When cell communication breaks down, the incidence of cancer increases. Other phytonutrients like lutein and lycopene help ensure effective communication between cells – leading to healthier tissues and organs.
Yet all these phyto-nutrients are the very compounds that have been reduced in our produce by plant breeders to pander to our sweet tooth.
The grapefruit story
A good example is grapefruit. Forty years ago most grapefruit was white. It was more bitter because it contained the phyto-nutrient naringin.
Researchers have found that naringin may inhibit the growth of breast cancer cells and trigger what’s called apoptosis (cell suicide) in cervical cancer cells. The trouble is that the far sweeter pink and red grapefruit varieties have much less of this protective compound.

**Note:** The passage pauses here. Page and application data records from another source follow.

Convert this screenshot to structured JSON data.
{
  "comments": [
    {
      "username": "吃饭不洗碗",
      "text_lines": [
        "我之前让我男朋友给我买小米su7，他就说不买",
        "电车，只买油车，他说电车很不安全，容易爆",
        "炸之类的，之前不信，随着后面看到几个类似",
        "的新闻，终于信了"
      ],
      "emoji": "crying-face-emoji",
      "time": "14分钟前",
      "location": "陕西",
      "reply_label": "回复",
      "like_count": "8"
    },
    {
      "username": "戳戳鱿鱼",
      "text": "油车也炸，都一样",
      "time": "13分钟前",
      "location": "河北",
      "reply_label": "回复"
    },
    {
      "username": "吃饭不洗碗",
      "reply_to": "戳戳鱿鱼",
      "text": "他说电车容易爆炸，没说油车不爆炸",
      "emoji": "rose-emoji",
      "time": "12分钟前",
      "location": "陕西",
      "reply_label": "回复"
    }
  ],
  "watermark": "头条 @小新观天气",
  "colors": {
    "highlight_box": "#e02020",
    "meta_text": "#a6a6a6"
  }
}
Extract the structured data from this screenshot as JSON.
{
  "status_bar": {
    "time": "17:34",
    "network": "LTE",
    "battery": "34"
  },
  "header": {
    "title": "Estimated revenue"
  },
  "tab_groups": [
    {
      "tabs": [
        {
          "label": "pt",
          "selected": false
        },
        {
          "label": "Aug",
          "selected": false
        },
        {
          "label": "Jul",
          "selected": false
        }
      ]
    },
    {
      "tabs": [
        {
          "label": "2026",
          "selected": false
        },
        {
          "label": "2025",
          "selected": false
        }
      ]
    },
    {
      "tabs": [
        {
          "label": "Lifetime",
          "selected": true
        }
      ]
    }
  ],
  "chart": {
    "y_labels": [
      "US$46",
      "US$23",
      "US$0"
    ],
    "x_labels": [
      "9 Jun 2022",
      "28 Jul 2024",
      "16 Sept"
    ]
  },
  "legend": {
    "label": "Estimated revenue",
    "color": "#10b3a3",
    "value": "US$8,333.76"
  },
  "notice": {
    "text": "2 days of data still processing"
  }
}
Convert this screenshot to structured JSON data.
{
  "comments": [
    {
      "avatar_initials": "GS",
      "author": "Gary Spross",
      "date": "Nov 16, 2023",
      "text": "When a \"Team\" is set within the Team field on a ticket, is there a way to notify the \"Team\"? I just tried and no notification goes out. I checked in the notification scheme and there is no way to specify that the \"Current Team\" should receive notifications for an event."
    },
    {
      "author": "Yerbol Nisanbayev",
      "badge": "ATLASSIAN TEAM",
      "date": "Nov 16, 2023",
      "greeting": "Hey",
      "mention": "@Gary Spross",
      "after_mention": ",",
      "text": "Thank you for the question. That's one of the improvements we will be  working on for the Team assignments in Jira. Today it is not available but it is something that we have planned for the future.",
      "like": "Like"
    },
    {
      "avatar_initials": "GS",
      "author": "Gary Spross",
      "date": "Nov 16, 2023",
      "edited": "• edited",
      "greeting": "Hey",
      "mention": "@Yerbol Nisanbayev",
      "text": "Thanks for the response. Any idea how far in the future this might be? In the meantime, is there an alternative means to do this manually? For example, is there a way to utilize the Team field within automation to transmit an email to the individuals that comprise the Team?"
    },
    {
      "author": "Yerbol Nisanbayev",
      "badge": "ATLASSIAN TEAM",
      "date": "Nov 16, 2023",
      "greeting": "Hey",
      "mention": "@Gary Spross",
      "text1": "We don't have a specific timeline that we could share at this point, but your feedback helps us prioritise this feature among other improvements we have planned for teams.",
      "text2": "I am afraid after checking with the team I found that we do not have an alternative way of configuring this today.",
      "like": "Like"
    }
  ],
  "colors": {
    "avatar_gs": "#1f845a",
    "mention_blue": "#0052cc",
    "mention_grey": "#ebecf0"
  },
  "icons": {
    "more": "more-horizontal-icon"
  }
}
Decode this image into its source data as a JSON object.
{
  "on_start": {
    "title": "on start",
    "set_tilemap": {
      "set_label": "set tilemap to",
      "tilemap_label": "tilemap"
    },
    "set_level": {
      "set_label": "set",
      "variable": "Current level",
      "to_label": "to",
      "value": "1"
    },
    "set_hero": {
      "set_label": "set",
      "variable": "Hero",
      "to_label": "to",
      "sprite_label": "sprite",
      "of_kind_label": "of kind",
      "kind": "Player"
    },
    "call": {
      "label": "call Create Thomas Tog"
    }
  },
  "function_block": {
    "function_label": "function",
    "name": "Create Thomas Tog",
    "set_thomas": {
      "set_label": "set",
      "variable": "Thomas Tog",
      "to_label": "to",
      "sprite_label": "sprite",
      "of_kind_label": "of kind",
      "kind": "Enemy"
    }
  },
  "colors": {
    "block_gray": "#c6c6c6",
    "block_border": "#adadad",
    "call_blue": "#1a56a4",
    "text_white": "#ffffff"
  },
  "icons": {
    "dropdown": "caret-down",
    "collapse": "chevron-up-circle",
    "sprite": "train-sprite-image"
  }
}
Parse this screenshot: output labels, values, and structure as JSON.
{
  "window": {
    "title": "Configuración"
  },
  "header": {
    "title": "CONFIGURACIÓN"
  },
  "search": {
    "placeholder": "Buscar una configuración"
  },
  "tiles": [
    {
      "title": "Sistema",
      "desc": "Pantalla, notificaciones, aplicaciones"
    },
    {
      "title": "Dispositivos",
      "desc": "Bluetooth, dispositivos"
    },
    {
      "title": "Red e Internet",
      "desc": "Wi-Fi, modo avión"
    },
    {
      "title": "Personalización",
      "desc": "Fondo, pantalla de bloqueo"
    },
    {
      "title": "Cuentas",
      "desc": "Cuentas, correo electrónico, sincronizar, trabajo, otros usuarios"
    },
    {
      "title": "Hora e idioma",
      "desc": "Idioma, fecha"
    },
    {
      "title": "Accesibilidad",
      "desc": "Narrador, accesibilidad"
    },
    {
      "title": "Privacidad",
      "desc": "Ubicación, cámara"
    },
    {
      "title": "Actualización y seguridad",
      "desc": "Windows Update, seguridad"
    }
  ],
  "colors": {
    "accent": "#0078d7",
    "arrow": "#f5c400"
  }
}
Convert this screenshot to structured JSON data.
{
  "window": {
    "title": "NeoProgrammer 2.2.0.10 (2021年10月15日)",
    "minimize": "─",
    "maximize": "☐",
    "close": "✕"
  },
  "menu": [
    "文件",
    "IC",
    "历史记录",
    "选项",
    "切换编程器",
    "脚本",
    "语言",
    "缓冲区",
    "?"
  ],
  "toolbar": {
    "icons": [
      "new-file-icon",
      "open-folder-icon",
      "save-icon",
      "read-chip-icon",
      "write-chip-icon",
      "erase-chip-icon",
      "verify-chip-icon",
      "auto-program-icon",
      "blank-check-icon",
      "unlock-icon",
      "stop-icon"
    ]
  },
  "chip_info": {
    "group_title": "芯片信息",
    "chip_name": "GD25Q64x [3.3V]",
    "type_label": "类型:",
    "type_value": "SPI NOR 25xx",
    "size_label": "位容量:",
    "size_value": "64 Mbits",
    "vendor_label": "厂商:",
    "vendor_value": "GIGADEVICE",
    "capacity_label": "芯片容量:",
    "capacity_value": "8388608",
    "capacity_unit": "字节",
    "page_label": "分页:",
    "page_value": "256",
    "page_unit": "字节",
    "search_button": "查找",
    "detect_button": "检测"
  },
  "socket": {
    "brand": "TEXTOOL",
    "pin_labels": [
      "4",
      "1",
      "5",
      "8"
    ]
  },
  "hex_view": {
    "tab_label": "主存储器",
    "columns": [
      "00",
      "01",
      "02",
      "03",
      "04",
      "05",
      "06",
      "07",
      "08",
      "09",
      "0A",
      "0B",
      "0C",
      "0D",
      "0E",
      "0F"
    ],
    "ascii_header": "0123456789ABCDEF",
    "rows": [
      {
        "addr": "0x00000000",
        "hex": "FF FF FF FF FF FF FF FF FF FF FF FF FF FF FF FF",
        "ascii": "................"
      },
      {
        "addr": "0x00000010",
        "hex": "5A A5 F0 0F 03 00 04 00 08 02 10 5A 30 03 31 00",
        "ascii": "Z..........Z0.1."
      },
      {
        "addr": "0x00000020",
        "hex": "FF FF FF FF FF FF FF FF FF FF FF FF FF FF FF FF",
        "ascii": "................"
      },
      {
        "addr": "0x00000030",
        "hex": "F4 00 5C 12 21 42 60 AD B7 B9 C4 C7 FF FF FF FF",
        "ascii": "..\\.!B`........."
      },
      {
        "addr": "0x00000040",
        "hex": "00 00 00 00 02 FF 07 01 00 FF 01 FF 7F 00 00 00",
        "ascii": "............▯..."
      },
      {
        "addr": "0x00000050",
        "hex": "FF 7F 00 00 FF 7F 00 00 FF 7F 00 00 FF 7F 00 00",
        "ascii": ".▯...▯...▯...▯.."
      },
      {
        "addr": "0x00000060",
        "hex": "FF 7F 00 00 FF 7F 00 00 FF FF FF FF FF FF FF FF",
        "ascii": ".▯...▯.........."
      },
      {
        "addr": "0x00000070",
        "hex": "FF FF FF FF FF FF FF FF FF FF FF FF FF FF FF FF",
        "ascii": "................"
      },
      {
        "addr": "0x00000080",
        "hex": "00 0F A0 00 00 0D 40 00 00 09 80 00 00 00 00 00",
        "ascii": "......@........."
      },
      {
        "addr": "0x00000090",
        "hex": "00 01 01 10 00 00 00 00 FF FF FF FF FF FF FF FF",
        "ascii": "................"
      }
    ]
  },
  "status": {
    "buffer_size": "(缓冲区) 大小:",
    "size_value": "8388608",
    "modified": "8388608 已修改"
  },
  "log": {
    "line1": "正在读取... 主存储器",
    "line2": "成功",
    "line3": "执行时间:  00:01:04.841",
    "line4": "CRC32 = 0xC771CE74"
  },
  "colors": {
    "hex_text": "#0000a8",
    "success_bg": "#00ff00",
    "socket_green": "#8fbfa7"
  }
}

The trend extends to the processing of fruit juices. Citrus juices in their original state contain high levels of phyto-nutrients like limonins and naringin – much of it stored in the peel. But manufacturers filter a lot of them out to create a sweeter end product.
Finally, there is interesting evidence that the bitter phyto-nutrients may have a role to play in regulating appetite – so eating the more bitter plant foods should be good for our waistline.
The case for supplements
It is fair to say that the nutritional value of our fruits and vegetables has been compromised. But of course they are still absolutely necessary. So the priority is to eat more vegetables, fruits, whole grains, nuts and beans. And to eat less refined sugars, white flour and rice which have suffered far greater reductions in nutritional value than fruit and vegetable produce.
But should you also supplement? Dr Paul Clayton is the former chair of the Forum on Food and Health at the Royal Society of Medicine. He has no doubt you should, not least because we modern humans have also significantly reduced our food (calorie) intake over the last 50 years to try to compensate for a far less active and physical life style. And less food equals less nutrients.
As a result, many people are depleted in several of the ‘classic’ vitamins. Although the USDA survey referred to below is 20 years old, the situation has not improved. And Vitamin D was not included, whereas the latest indication is that a majority of people living in the northern hemisphere have an intake of vitamin D that is far from optimum for at least 6 months in the year.
Two further important points:
- The figures only refer to those who fail to reach the Recommended Daily Amounts (RDAs). Yet most health researchers believe that some of these RDAs are too low for optimum rather than minimum health levels. And the table doesn’t include minerals like zinc, magnesium and selenium which many people are depleted in.
- There are NO tables for nutrients like Omega 3 and the phyto-nutrients we have been discussing. Research indicates that average intakes of these are significantly sub-optimal.
But, says Dr Clayton, a simple vitamin and mineral pill is not enough. To stay healthy long-term you need to supplement with the defensive phyto-nutrients and anti-inflammatory nutrients. They include lutein, lycopene, polyphenols like green tea extract, grapeseed extract and curcumin. And you should add Omega 3 fish oil to your supplement regime.
Dr Clayton has designed NutriShield as a supplement that does this. See more detail elsewhere on this site. www.nutrishield.com
There is also a valuable and helpful free booklet called Inflamm-ageing on how to simply create your own anti-inflammatory dietary regime. You can download it free now from www.inflamm-ageing.com/
Crop Yields Expand, but Nutrition Is Left Behind. www.worldwatch.org
Declining Fruit and Vegetable Nutrient Composition: What Is the Evidence? Horticultural Science
The New Science Behind America’s Deadliest Diseases. WSJ Articles
Health Defence by Dr Paul Clayton can be read on this site at Health Defence in chapters